Records for processing Start Marker

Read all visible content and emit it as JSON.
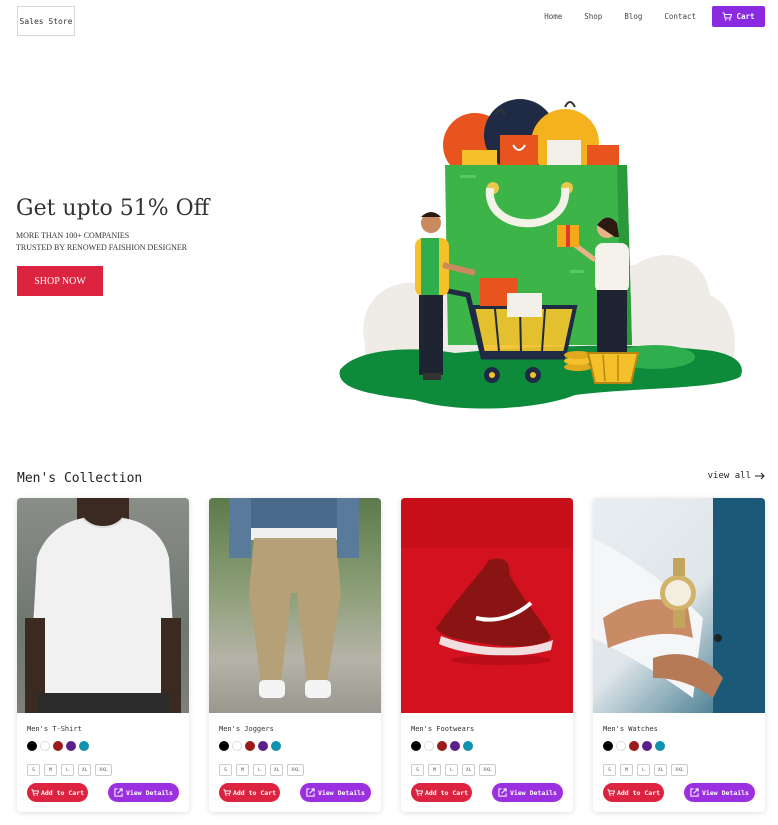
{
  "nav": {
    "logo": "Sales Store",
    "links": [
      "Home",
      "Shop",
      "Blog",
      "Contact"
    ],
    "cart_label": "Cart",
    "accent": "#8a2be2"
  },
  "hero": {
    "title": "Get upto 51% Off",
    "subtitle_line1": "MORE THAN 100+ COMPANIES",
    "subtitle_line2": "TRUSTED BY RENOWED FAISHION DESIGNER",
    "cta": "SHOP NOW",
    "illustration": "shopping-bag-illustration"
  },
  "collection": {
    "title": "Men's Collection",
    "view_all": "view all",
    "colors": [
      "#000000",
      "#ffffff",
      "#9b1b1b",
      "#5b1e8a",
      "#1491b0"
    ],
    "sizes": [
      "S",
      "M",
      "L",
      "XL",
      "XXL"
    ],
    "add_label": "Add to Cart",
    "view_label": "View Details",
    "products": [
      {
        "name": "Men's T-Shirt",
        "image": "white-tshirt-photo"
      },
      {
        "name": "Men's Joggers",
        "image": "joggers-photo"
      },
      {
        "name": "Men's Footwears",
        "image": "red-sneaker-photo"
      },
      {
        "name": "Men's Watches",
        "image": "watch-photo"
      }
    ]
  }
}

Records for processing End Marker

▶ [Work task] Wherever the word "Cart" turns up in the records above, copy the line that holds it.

▶ [Exercise output]
    "cart_label": "Cart",
    "add_label": "Add to Cart",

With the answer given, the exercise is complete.